ICAC also wants to impose other obligations on officials (including ministers and ministerial staff who are lobbied) including banning meetings with lobbyists that are secret or not documented and giving preferential treatment to a lobbyist, giving lobbyists information that would provide them with an unfair advantage over other lobbyists or interested parties. Essentially, ICAC is proposing to make public officials (both elected and appointed) at least equally (with lobbyists) responsible and culpable for the integrity of the lobbying system.
This is a huge step. But it is difficult to fault the logic. It would certainly give the proposed lobbying regulator a real chance of ensuring the lobbying system actually conforms to the ideals expressed in the code.
Another major improvement on the current system is its extension to cover most of the lobbying that actually takes place.
Currently, the system focuses on what are called third-party professional lobbyists.

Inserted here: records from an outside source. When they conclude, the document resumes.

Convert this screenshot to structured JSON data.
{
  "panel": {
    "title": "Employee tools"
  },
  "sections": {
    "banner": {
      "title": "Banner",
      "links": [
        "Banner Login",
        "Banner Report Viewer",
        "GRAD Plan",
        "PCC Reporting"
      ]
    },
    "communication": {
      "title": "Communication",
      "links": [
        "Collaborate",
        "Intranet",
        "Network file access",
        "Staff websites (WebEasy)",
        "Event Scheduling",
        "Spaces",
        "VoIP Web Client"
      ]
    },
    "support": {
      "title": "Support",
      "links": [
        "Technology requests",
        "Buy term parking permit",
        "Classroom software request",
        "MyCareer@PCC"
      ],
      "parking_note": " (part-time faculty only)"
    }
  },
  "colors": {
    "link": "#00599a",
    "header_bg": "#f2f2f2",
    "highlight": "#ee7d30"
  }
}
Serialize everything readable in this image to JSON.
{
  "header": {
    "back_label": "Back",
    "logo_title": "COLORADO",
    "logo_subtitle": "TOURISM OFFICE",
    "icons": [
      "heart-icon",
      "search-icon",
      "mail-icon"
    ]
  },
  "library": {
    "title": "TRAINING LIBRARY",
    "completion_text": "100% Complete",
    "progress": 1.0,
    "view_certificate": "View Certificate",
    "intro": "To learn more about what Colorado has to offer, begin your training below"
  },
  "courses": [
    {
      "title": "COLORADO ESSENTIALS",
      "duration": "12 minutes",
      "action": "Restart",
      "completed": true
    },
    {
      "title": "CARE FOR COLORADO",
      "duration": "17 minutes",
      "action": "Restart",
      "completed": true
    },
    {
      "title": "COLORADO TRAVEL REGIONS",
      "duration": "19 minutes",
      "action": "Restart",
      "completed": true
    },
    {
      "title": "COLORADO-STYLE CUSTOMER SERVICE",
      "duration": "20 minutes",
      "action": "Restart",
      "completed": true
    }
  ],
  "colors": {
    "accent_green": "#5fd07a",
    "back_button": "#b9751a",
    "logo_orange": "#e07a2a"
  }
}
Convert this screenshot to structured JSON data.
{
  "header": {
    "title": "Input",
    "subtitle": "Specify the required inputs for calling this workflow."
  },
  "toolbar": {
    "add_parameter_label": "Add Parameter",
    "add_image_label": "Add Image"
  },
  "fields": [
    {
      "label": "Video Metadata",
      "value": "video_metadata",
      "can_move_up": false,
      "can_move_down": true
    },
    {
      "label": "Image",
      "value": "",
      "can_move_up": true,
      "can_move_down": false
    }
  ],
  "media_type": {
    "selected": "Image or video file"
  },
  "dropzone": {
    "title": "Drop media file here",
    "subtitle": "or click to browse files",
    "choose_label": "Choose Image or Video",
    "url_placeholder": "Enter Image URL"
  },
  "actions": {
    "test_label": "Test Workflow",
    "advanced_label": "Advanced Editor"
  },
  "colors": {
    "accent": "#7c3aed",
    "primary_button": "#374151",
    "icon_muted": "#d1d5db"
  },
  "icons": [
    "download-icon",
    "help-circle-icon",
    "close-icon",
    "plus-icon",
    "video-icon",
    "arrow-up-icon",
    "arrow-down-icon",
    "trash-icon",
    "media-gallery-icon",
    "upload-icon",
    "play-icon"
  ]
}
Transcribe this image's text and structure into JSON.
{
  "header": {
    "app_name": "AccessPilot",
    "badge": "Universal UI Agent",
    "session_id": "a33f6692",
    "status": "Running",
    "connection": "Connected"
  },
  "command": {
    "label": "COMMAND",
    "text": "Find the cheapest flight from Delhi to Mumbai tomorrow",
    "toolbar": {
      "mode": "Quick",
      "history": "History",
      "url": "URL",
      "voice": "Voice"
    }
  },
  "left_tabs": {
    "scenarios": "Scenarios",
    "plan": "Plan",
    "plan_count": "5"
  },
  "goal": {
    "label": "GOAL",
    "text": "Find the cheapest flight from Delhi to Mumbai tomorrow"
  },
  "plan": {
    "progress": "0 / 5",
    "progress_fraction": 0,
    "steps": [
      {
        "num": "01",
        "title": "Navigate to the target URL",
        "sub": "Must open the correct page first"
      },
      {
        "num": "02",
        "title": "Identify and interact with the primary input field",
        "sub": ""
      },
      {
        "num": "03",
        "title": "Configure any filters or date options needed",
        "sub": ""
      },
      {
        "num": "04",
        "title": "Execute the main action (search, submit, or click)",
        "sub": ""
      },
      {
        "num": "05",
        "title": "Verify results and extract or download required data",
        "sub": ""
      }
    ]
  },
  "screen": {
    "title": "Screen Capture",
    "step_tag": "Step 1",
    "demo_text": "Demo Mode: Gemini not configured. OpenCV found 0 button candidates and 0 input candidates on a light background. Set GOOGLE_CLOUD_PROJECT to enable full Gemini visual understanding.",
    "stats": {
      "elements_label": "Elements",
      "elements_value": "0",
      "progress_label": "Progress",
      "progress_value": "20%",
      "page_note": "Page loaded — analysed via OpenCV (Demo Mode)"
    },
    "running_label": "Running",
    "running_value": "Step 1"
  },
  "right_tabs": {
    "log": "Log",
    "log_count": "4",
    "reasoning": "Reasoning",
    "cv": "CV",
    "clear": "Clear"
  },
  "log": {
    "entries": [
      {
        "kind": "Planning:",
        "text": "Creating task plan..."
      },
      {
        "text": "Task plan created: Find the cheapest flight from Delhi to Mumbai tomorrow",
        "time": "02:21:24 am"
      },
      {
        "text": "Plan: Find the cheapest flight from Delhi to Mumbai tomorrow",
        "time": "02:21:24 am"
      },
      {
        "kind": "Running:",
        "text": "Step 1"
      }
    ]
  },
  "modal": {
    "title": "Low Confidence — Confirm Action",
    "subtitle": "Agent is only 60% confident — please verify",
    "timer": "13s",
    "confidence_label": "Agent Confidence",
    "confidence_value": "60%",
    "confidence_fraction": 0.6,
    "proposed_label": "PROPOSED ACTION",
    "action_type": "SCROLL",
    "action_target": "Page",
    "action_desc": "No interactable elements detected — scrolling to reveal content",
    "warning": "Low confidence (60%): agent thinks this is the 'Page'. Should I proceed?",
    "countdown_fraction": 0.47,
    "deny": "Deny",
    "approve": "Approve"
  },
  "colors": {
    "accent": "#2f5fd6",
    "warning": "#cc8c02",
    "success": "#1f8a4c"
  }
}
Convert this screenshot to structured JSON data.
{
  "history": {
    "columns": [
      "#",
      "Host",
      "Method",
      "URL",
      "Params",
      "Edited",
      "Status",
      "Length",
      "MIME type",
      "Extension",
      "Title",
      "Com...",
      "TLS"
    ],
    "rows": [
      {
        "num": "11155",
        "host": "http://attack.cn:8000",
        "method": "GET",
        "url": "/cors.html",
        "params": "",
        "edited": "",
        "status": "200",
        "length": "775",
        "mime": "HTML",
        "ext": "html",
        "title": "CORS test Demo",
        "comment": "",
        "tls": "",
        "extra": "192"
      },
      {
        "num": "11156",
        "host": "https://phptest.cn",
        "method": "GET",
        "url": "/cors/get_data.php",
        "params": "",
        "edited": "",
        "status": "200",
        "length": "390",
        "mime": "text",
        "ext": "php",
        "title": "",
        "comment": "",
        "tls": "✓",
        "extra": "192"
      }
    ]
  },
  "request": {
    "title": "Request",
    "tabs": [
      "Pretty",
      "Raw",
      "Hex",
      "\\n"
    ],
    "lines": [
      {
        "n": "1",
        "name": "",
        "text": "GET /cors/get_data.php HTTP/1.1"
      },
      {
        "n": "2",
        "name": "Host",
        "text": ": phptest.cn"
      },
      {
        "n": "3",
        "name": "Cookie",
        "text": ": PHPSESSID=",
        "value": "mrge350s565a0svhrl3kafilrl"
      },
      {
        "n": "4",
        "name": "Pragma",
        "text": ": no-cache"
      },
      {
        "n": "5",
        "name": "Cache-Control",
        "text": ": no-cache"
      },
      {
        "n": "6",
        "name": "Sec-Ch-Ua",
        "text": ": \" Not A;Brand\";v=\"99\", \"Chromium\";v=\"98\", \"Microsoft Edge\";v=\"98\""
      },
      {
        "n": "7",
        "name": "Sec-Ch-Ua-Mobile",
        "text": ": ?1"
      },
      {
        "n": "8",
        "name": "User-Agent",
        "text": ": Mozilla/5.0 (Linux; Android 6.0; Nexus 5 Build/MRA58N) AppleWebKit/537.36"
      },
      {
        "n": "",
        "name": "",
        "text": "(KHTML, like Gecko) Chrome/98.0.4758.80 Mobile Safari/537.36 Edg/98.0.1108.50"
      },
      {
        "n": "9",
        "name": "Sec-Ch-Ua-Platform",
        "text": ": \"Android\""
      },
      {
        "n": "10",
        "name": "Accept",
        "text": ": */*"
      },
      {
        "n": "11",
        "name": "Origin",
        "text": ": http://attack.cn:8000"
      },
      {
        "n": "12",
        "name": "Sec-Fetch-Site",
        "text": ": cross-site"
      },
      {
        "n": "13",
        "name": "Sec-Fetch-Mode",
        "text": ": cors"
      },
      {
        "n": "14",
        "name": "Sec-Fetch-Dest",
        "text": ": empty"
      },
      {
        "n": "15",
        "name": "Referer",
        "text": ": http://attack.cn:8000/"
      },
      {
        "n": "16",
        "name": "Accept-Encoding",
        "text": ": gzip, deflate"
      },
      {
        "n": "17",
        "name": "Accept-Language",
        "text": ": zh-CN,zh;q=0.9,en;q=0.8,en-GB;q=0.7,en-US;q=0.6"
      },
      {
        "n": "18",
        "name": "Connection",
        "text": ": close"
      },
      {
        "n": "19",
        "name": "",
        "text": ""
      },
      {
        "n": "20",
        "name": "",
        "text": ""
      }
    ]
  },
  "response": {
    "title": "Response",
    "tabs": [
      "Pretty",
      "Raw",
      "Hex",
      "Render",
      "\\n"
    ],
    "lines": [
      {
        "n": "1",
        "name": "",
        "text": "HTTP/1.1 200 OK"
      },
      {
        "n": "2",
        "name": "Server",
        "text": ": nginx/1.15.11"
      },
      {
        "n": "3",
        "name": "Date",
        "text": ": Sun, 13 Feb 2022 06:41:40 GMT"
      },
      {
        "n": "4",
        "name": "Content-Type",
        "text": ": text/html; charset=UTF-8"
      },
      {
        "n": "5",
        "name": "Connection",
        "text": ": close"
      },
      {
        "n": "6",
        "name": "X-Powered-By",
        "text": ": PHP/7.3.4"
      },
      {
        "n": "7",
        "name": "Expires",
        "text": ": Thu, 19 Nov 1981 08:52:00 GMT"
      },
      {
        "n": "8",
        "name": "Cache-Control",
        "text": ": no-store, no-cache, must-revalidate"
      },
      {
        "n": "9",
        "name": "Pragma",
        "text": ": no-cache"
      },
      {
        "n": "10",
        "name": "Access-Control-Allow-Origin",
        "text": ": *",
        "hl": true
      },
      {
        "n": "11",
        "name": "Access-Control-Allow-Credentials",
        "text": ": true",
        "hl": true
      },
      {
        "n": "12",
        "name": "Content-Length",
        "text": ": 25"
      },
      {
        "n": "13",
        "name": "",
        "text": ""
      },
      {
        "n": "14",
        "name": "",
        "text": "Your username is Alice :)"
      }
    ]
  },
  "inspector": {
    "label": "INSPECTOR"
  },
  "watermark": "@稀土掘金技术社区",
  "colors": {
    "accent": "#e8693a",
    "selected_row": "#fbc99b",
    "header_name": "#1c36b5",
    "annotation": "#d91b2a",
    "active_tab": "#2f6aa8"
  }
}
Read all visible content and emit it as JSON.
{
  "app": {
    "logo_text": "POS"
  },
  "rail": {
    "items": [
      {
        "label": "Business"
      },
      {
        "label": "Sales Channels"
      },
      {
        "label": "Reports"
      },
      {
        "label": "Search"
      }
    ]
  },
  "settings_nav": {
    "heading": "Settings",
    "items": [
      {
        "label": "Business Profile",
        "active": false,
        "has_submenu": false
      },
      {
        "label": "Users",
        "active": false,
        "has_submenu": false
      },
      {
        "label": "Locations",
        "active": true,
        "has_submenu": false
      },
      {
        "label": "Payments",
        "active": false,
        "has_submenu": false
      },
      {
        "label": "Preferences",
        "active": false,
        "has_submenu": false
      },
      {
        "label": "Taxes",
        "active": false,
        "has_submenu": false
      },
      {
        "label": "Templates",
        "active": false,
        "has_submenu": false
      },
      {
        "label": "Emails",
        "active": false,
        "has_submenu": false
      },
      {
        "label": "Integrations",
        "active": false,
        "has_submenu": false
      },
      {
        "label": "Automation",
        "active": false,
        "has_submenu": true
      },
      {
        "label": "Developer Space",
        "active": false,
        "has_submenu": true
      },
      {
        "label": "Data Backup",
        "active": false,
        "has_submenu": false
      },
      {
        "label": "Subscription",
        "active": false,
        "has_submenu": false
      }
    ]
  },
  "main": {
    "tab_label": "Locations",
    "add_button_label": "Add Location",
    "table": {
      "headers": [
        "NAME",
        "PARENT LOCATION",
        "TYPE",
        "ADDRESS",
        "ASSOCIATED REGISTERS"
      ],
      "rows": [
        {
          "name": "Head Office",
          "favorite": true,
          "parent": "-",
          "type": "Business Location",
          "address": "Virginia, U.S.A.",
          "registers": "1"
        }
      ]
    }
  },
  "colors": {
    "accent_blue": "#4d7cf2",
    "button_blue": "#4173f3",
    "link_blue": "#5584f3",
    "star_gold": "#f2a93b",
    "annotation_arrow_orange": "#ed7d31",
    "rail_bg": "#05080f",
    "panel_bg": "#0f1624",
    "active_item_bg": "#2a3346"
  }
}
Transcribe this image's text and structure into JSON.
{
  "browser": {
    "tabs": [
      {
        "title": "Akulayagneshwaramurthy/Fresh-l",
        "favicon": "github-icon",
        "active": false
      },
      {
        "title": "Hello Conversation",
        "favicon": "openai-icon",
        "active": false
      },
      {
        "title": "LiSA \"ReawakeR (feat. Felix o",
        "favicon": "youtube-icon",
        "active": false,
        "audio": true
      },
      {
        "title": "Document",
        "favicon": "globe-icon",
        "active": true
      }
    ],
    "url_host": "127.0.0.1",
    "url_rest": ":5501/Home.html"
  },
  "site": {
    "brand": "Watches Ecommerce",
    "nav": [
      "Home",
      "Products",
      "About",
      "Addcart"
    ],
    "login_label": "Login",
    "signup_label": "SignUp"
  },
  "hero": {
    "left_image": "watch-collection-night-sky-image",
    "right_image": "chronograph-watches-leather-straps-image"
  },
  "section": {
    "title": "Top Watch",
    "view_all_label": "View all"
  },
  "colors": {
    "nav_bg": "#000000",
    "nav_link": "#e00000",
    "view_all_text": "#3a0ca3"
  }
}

These are the firms (and some individuals) that hire themselves out to corporations and others. On my calculations (based on what happens in Canada where all lobbyists have to register under national legislation) third party lobbyists constitute about one-fifth of those who actually lobby government. The ICAC report suggests they be even less significant in the lobbying business.
But ICAC points out that in its experience corrupt lobbying activity is most likely to involve people acting in their own interests, so the people most likely to be engaged in corrupt conduct fall outside the current regulatory scheme. That’s right, the current schemes throughout Australia are designed in a way that won’t catch corrupt lobbying.
ICAC’s main answer to this is the proposal listed above, putting the onus on public officials to act in accordance with the obligations proposed under the new code of conduct. But it does also recommend that all professional lobbyists, including in-house lobbyists, be required to register. That would significantly increase those caught by the requirements of the code. The regulatory reach would be further extended by including local government.
To help make lobbying more accountable, ICAC proposes that lobbyists should regularly publish, electronically, details of all lobbying contacts they have with government officials, including names of officials and information about what they are lobbying for. This should be able to be matched in part by what ministers put in their diaries, and those diaries should be published monthly rather than quarterly as at present. The whole publishing scheme should be supervised – and enforced – by the lobbying regulator.
Another lobbying problem covered by the ICAC report is the so-called revolving door issue, where ministers, staff and senior officials move from government into lobbying. Here ICAC has taken a very modest step, recommending only that there should be a 12-month break before any lobbying can be undertaken by former ministers, senior staff or senior officials – overseas a five-year break is sometimes required. However, it does propose that former officials involved in lobbying should be listed for four years on the lobbying register and identified in a ‘former public official’ list.
To give effect to these and other recommendations ICAC proposes that the government should establish a ‘lobbying reform panel’ to be given 12 months to prepare the necessary legislation. In the meantime, ICAC wants the government to disclose which of its recommendations will be implemented, and if so, its proposed plan of action and progress reports, so that ICAC in turn can publish its response.
Very cheeky, but given the way ICAC’s previous, far less adventurous proposals to regulate lobbyists were treated by the government, it is quite understandable.
Author disclosure: I made several submissions to this ICAC inquiry and appeared before it to give evidence. When I was Queensland Integrity Commissioner I was responsible for administering the regulation of lobbyists in that State.